When we examine our life situations, we typically look at what has gone wrong, what could have been better and the unfairness of certain events, actions or circumstances. What we typically tend to focus on are the elements of these situations that were out of our control. Most of the time we are not even conscious of the fact that we had no control in the first place. The result; anger, anxiety, blame, guilt and depression can color our moods, interactions and perceptions, leading to an inability to move forward.
Can misperceptions about control be the source of human suffering? Think of the serenity prayer: God, grant me the serenity to accept the things I cannot change, The courage to change the things I can, And wisdom to know the difference. We can easily swap change for control. What it comes down to is our understanding of what lies within our power to control. When it comes to suffering, we are limited in what we can control. Maybe we have the ability to change or control/alter a situation, if not then the only course of action left within our control is our reaction to the situation.

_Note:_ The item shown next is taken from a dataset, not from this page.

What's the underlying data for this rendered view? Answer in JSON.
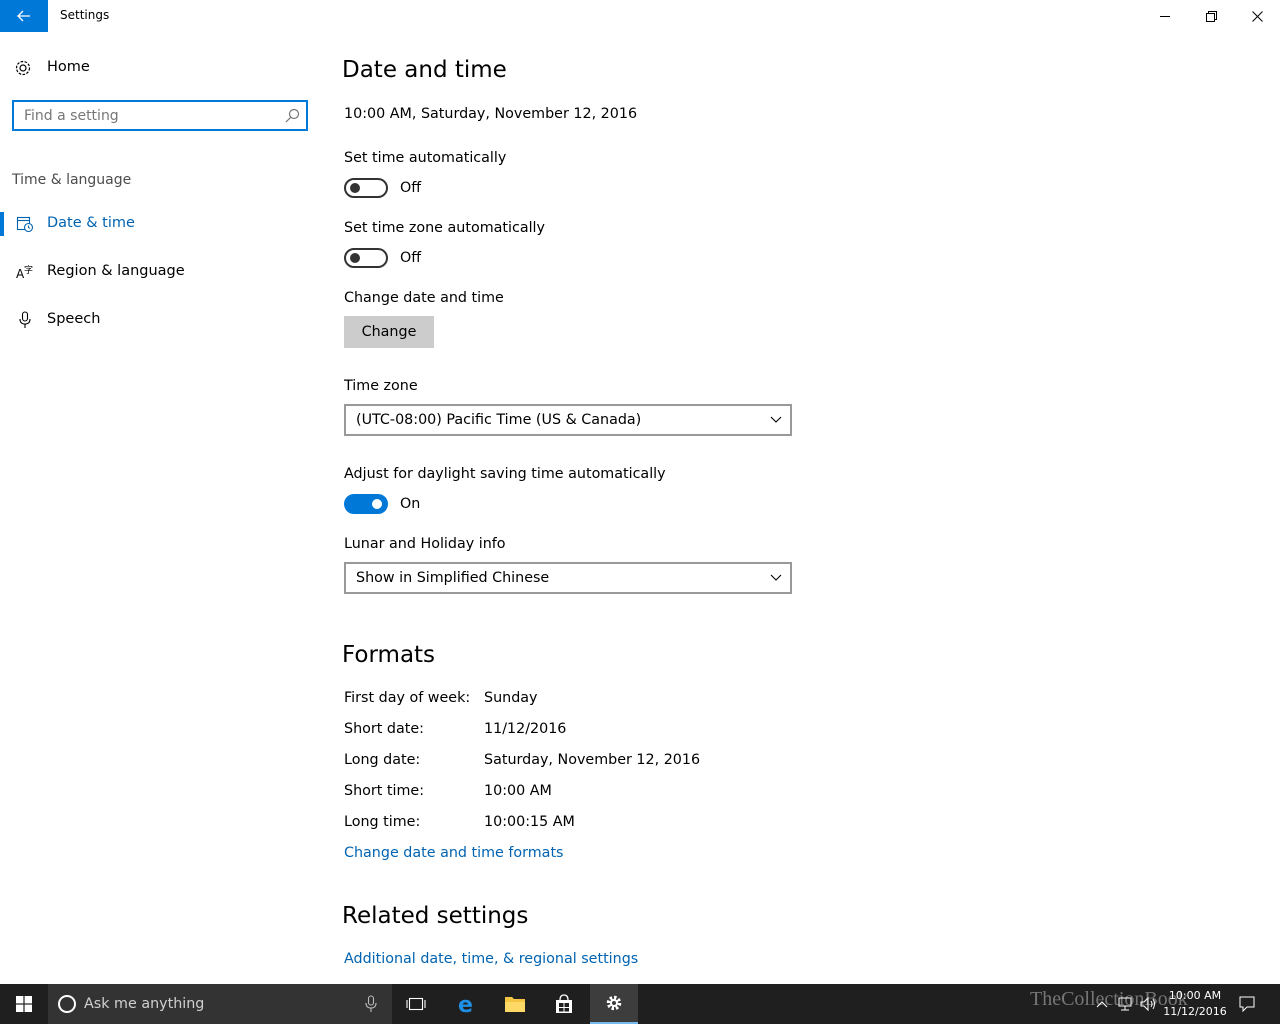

Changing our reaction to a situation can be difficult however because there is a tendency to resist things we don’t like or want to have in our lives at any given moment. What we resist persists. Saying “no” to something we don’t want is an example of a futile attempt to control what “is.”
What about our thoughts and emotions? We place a significant amount of importance on the ideas and thought streams that run through our heads on a constant basis. Our perception of language can color the way we judge our inner dialogue, oftentimes convincing us that certain belief structures are true, resulting in psychological inflexibility. Language can be very restricting in this way because we become hooked on what SHOULD be, rather than the way things truly are.
The more identified we become with our thoughts, especially negative or unhealthy thoughts, the greater the chances of having unwanted emotional reactions will be; sadness, anxiety, anger, frustration, hurt, etc. Certain forms of therapy work to try and dispute unwanted thoughts and feelings (futile attempts at control), rather than just accepting the thoughts and emotions.
Mental wellness therefore depends upon a gentle surrendering, a saying yes to what is, with no resistance or desire for things to be different. It is through that awareness that one can ultimately derive a sense of control through peace, contentment and non-resistenace.